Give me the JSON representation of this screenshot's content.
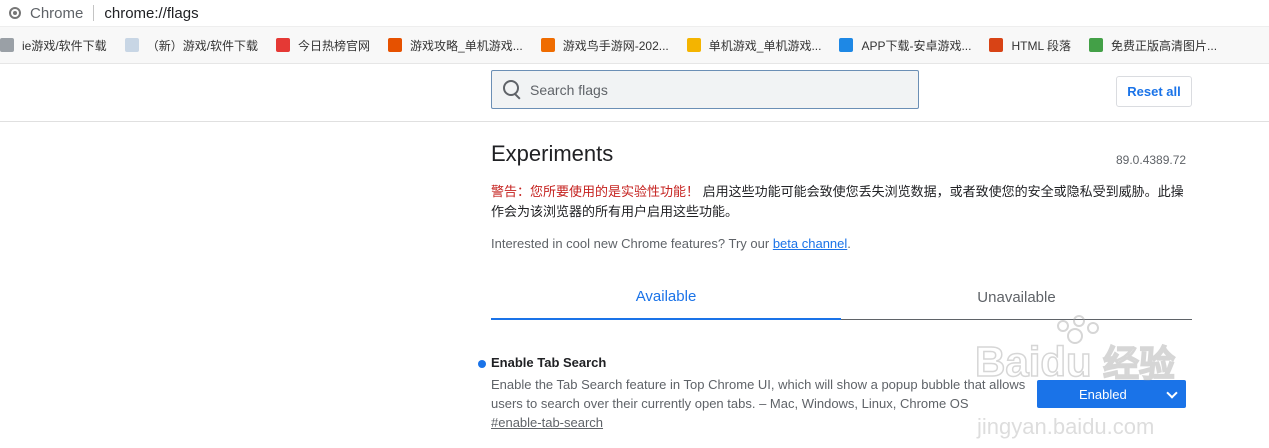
{
  "omnibox": {
    "browser": "Chrome",
    "url": "chrome://flags"
  },
  "bookmarks": [
    {
      "label": "ie游戏/软件下载",
      "color": "#9aa0a6"
    },
    {
      "label": "（新）游戏/软件下载",
      "color": "#c8d6e5"
    },
    {
      "label": "今日热榜官网",
      "color": "#e53935"
    },
    {
      "label": "游戏攻略_单机游戏...",
      "color": "#e65100"
    },
    {
      "label": "游戏鸟手游网-202...",
      "color": "#ef6c00"
    },
    {
      "label": "单机游戏_单机游戏...",
      "color": "#f4b400"
    },
    {
      "label": "APP下载-安卓游戏...",
      "color": "#1e88e5"
    },
    {
      "label": "HTML 段落",
      "color": "#d84315"
    },
    {
      "label": "免费正版高清图片...",
      "color": "#43a047"
    }
  ],
  "search": {
    "placeholder": "Search flags"
  },
  "reset_label": "Reset all",
  "title": "Experiments",
  "version": "89.0.4389.72",
  "warning": {
    "red": "警告：您所要使用的是实验性功能！",
    "rest": "启用这些功能可能会致使您丢失浏览数据，或者致使您的安全或隐私受到威胁。此操作会为该浏览器的所有用户启用这些功能。"
  },
  "interest": {
    "text": "Interested in cool new Chrome features? Try our",
    "link": "beta channel",
    "end": "."
  },
  "tabs": {
    "available": "Available",
    "unavailable": "Unavailable"
  },
  "experiment": {
    "name": "Enable Tab Search",
    "description": "Enable the Tab Search feature in Top Chrome UI, which will show a popup bubble that allows users to search over their currently open tabs. – Mac, Windows, Linux, Chrome OS",
    "link": "#enable-tab-search",
    "state": "Enabled"
  },
  "accent_color": "#1a73e8",
  "watermark": {
    "latin": "Baidu",
    "cn": "经验",
    "sub": "jingyan.baidu.com"
  }
}
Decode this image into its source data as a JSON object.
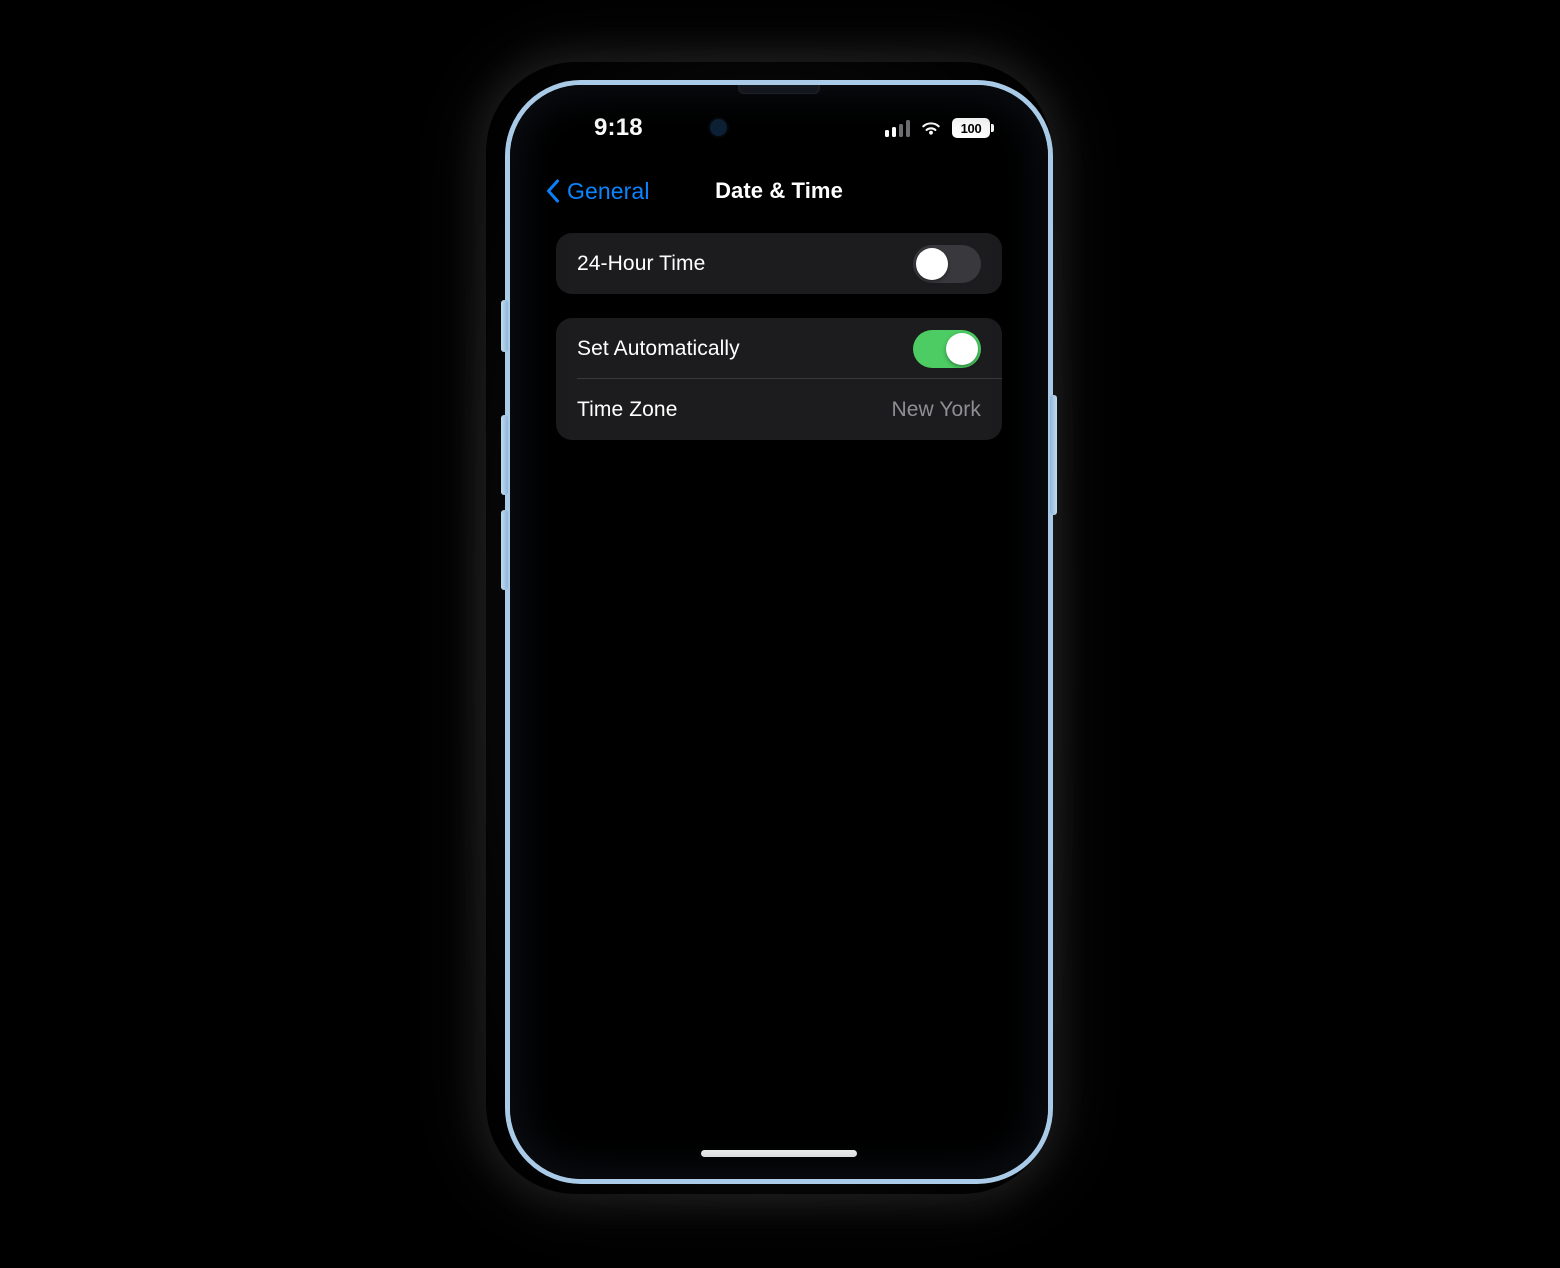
{
  "device": {
    "name": "iphone",
    "frame_color": "#a9cbe8",
    "buttons": [
      "action-button",
      "volume-up-button",
      "volume-down-button",
      "power-button"
    ]
  },
  "status_bar": {
    "time": "9:18",
    "signal_icon": "cellular-signal-icon",
    "signal_bars_active": 2,
    "signal_bars_total": 4,
    "wifi_icon": "wifi-icon",
    "battery_icon": "battery-icon",
    "battery_percent": "100"
  },
  "nav": {
    "back_icon": "chevron-left-icon",
    "back_label": "General",
    "title": "Date & Time",
    "accent_color": "#0a84ff"
  },
  "groups": [
    {
      "id": "time-format-group",
      "rows": [
        {
          "id": "24-hour-time",
          "label": "24-Hour Time",
          "control": "switch",
          "value": "off"
        }
      ]
    },
    {
      "id": "time-zone-group",
      "rows": [
        {
          "id": "set-automatically",
          "label": "Set Automatically",
          "control": "switch",
          "value": "on"
        },
        {
          "id": "time-zone",
          "label": "Time Zone",
          "control": "value",
          "value": "New York"
        }
      ]
    }
  ],
  "colors": {
    "screen_background": "#000000",
    "row_background": "#1c1c1e",
    "separator": "#38383a",
    "switch_on": "#4ccc62",
    "switch_off": "#39393d",
    "secondary_text": "#8e8e93",
    "primary_text": "#ffffff"
  },
  "home_indicator": "home-indicator"
}
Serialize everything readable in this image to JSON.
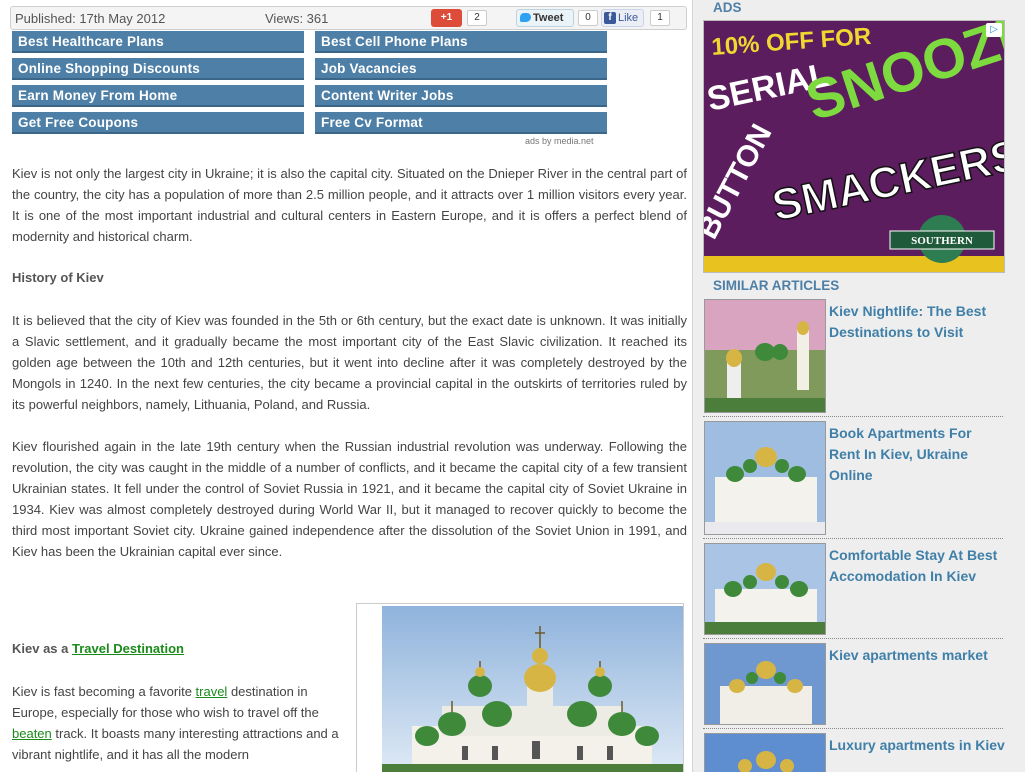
{
  "meta": {
    "published": "Published: 17th May 2012",
    "views": "Views: 361",
    "gplus_label": "+1",
    "gplus_count": "2",
    "tweet_label": "Tweet",
    "tweet_count": "0",
    "like_label": "Like",
    "like_count": "1"
  },
  "ad_links": [
    "Best Healthcare Plans",
    "Best Cell Phone Plans",
    "Online Shopping Discounts",
    "Job Vacancies",
    "Earn Money From Home",
    "Content Writer Jobs",
    "Get Free Coupons",
    "Free Cv Format"
  ],
  "ads_by": "ads by media.net",
  "article": {
    "intro": "Kiev is not only the largest city in Ukraine; it is also the capital city. Situated on the Dnieper River in the central part of the country, the city has a population of more than 2.5 million people, and it attracts over 1 million visitors every year. It is one of the most important industrial and cultural centers in Eastern Europe, and it is offers a perfect blend of modernity and historical charm.",
    "history_heading": "History of Kiev",
    "history_p1": "It is believed that the city of Kiev was founded in the 5th or 6th century, but the exact date is unknown. It was initially a Slavic settlement, and it gradually became the most important city of the East Slavic civilization. It reached its golden age between the 10th and 12th centuries, but it went into decline after it was completely destroyed by the Mongols in 1240. In the next few centuries, the city became a provincial capital in the outskirts of territories ruled by its powerful neighbors, namely, Lithuania, Poland, and Russia.",
    "history_p2": "Kiev flourished again in the late 19th century when the Russian industrial revolution was underway. Following the revolution, the city was caught in the middle of a number of conflicts, and it became the capital city of a few transient Ukrainian states. It fell under the control of Soviet Russia in 1921, and it became the capital city of Soviet Ukraine in 1934. Kiev was almost completely destroyed during World War II, but it managed to recover quickly to become the third most important Soviet city. Ukraine gained independence after the dissolution of the Soviet Union in 1991, and Kiev has been the Ukrainian capital ever since.",
    "travel_heading_prefix": "Kiev as a ",
    "travel_heading_link": "Travel Destination",
    "travel_p_1": "Kiev is fast becoming a favorite ",
    "travel_p_link1": "travel",
    "travel_p_2": " destination in Europe, especially for those who wish to travel off the ",
    "travel_p_link2": "beaten",
    "travel_p_3": " track. It boasts many interesting attractions and a vibrant nightlife, and it has all the modern"
  },
  "sidebar": {
    "ads_heading": "ADS",
    "ad_banner": {
      "line1": "10% OFF FOR",
      "line2": "SERIAL",
      "line3": "SNOOZE",
      "line4": "BUTTON",
      "line5": "SMACKERS",
      "brand": "SOUTHERN"
    },
    "similar_heading": "SIMILAR ARTICLES",
    "articles": [
      {
        "title": "Kiev Nightlife: The Best Destinations to Visit"
      },
      {
        "title": "Book Apartments For Rent In Kiev, Ukraine Online"
      },
      {
        "title": "Comfortable Stay At Best Accomodation In Kiev"
      },
      {
        "title": "Kiev apartments market"
      },
      {
        "title": "Luxury apartments in Kiev"
      }
    ]
  },
  "colors": {
    "ad_link_bg": "#4e7fa6",
    "link_green": "#1a8a1a",
    "sidebar_title": "#3f7fa8"
  }
}
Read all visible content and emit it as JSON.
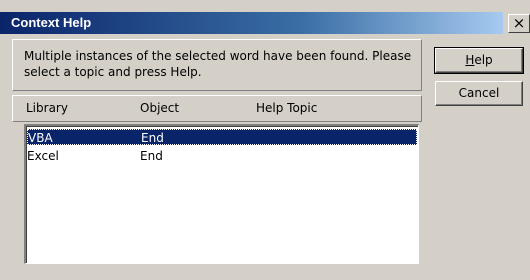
{
  "window": {
    "title": "Context Help",
    "close_glyph": "×"
  },
  "message": "Multiple instances of the selected word have been found.  Please select a topic and press Help.",
  "list": {
    "columns": [
      "Library",
      "Object",
      "Help Topic"
    ],
    "rows": [
      {
        "library": "VBA",
        "object": "End",
        "topic": "",
        "selected": true
      },
      {
        "library": "Excel",
        "object": "End",
        "topic": "",
        "selected": false
      }
    ]
  },
  "buttons": {
    "help_label": "Help",
    "help_mnemonic": "H",
    "help_rest": "elp",
    "cancel_label": "Cancel"
  },
  "colors": {
    "title_active": "#0a246a",
    "selection": "#0a246a",
    "face": "#d4d0c8"
  }
}
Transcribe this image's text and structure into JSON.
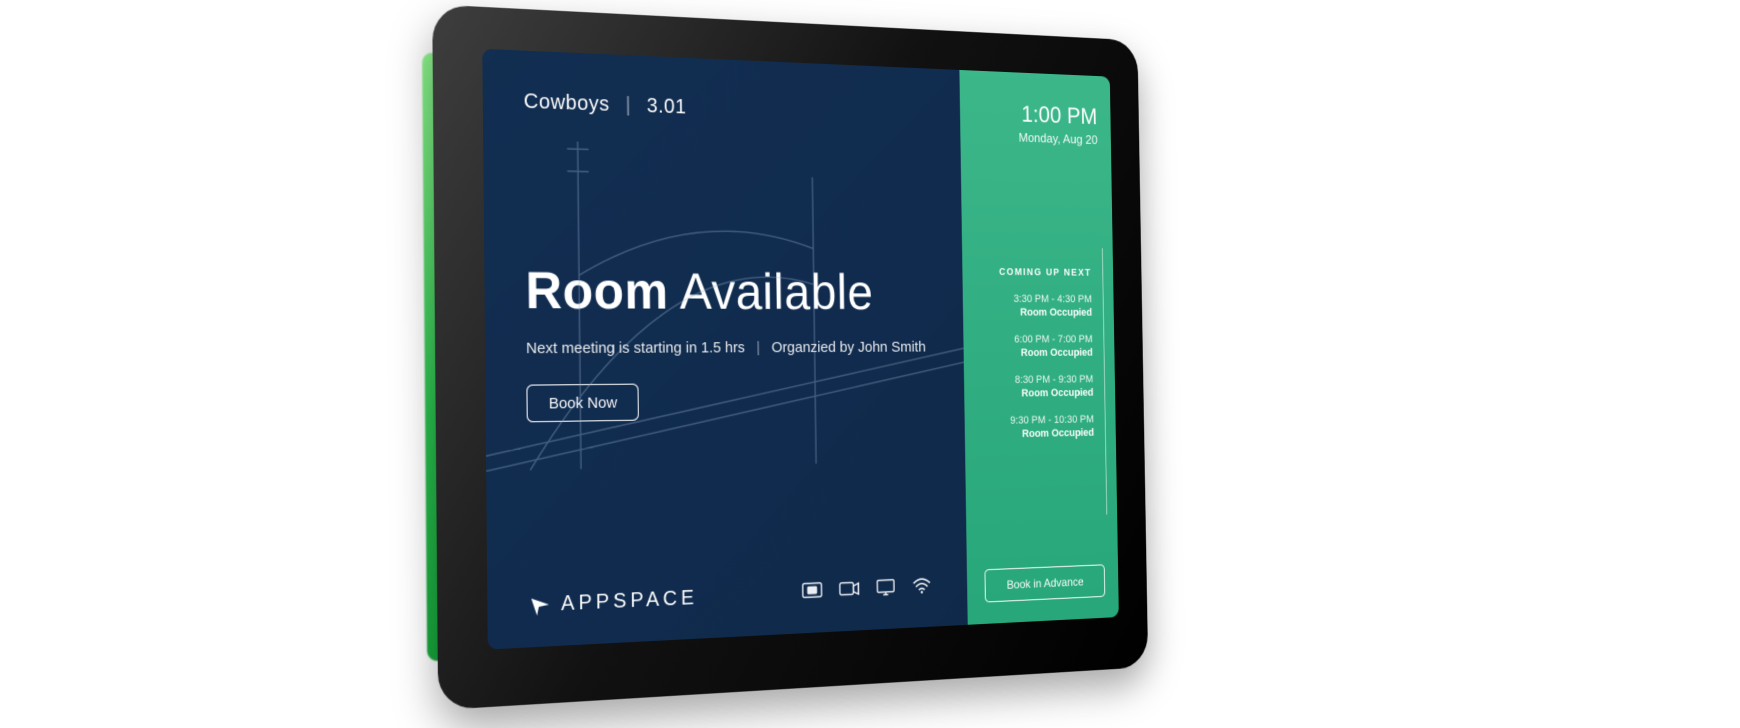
{
  "room": {
    "name": "Cowboys",
    "number": "3.01"
  },
  "status": {
    "title_bold": "Room",
    "title_rest": "Available",
    "next_meeting_text": "Next meeting is starting in 1.5 hrs",
    "organizer_text": "Organzied by John Smith"
  },
  "actions": {
    "book_now": "Book Now",
    "book_advance": "Book in Advance"
  },
  "clock": {
    "time": "1:00 PM",
    "date": "Monday, Aug 20"
  },
  "upnext_header": "COMING UP NEXT",
  "schedule": [
    {
      "time": "3:30 PM - 4:30 PM",
      "status": "Room Occupied"
    },
    {
      "time": "6:00 PM - 7:00 PM",
      "status": "Room Occupied"
    },
    {
      "time": "8:30 PM - 9:30 PM",
      "status": "Room Occupied"
    },
    {
      "time": "9:30 PM - 10:30 PM",
      "status": "Room Occupied"
    }
  ],
  "brand": {
    "name": "APPSPACE"
  },
  "equipment_icons": [
    "cast-icon",
    "video-camera-icon",
    "monitor-icon",
    "wifi-icon"
  ],
  "colors": {
    "panel_left": "#0f2a4a",
    "panel_right": "#2fae80",
    "led": "#37c557"
  }
}
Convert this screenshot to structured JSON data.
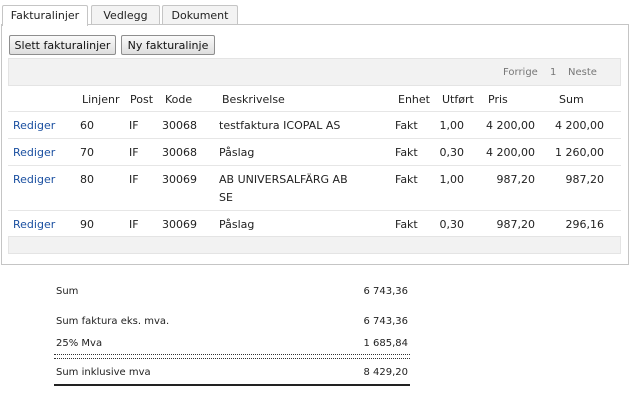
{
  "tabs": [
    {
      "label": "Fakturalinjer"
    },
    {
      "label": "Vedlegg"
    },
    {
      "label": "Dokument"
    }
  ],
  "toolbar": {
    "delete_label": "Slett fakturalinjer",
    "new_label": "Ny fakturalinje"
  },
  "pager": {
    "prev": "Forrige",
    "page": "1",
    "next": "Neste"
  },
  "table": {
    "headers": {
      "linjenr": "Linjenr",
      "post": "Post",
      "kode": "Kode",
      "beskrivelse": "Beskrivelse",
      "enhet": "Enhet",
      "utfort": "Utført",
      "pris": "Pris",
      "sum": "Sum"
    },
    "rows": [
      {
        "action": "Rediger",
        "linjenr": "60",
        "post": "IF",
        "kode": "30068",
        "beskrivelse": "testfaktura ICOPAL AS",
        "beskrivelse2": "",
        "enhet": "Fakt",
        "utfort": "1,00",
        "pris": "4 200,00",
        "sum": "4 200,00"
      },
      {
        "action": "Rediger",
        "linjenr": "70",
        "post": "IF",
        "kode": "30068",
        "beskrivelse": "Påslag",
        "beskrivelse2": "",
        "enhet": "Fakt",
        "utfort": "0,30",
        "pris": "4 200,00",
        "sum": "1 260,00"
      },
      {
        "action": "Rediger",
        "linjenr": "80",
        "post": "IF",
        "kode": "30069",
        "beskrivelse": "AB UNIVERSALFÄRG AB",
        "beskrivelse2": "SE",
        "enhet": "Fakt",
        "utfort": "1,00",
        "pris": "987,20",
        "sum": "987,20"
      },
      {
        "action": "Rediger",
        "linjenr": "90",
        "post": "IF",
        "kode": "30069",
        "beskrivelse": "Påslag",
        "beskrivelse2": "",
        "enhet": "Fakt",
        "utfort": "0,30",
        "pris": "987,20",
        "sum": "296,16"
      }
    ]
  },
  "summary": {
    "sum_label": "Sum",
    "sum_value": "6 743,36",
    "ex_mva_label": "Sum faktura eks. mva.",
    "ex_mva_value": "6 743,36",
    "mva_label": "25% Mva",
    "mva_value": "1 685,84",
    "inkl_label": "Sum inklusive mva",
    "inkl_value": "8 429,20"
  }
}
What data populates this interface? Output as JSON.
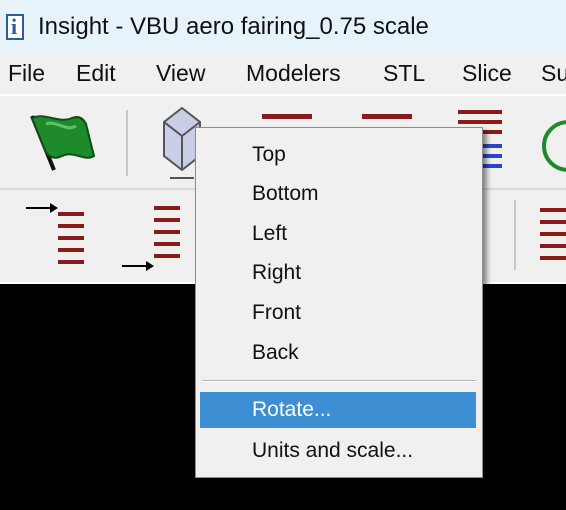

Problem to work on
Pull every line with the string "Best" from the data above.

Exercise response
    "Best Healthcare Plans",
    "Best Cell Phone Plans",
        "title": "Kiev Nightlife: The Best Destinations to Visit"
        "title": "Comfortable Stay At Best Accomodation In Kiev"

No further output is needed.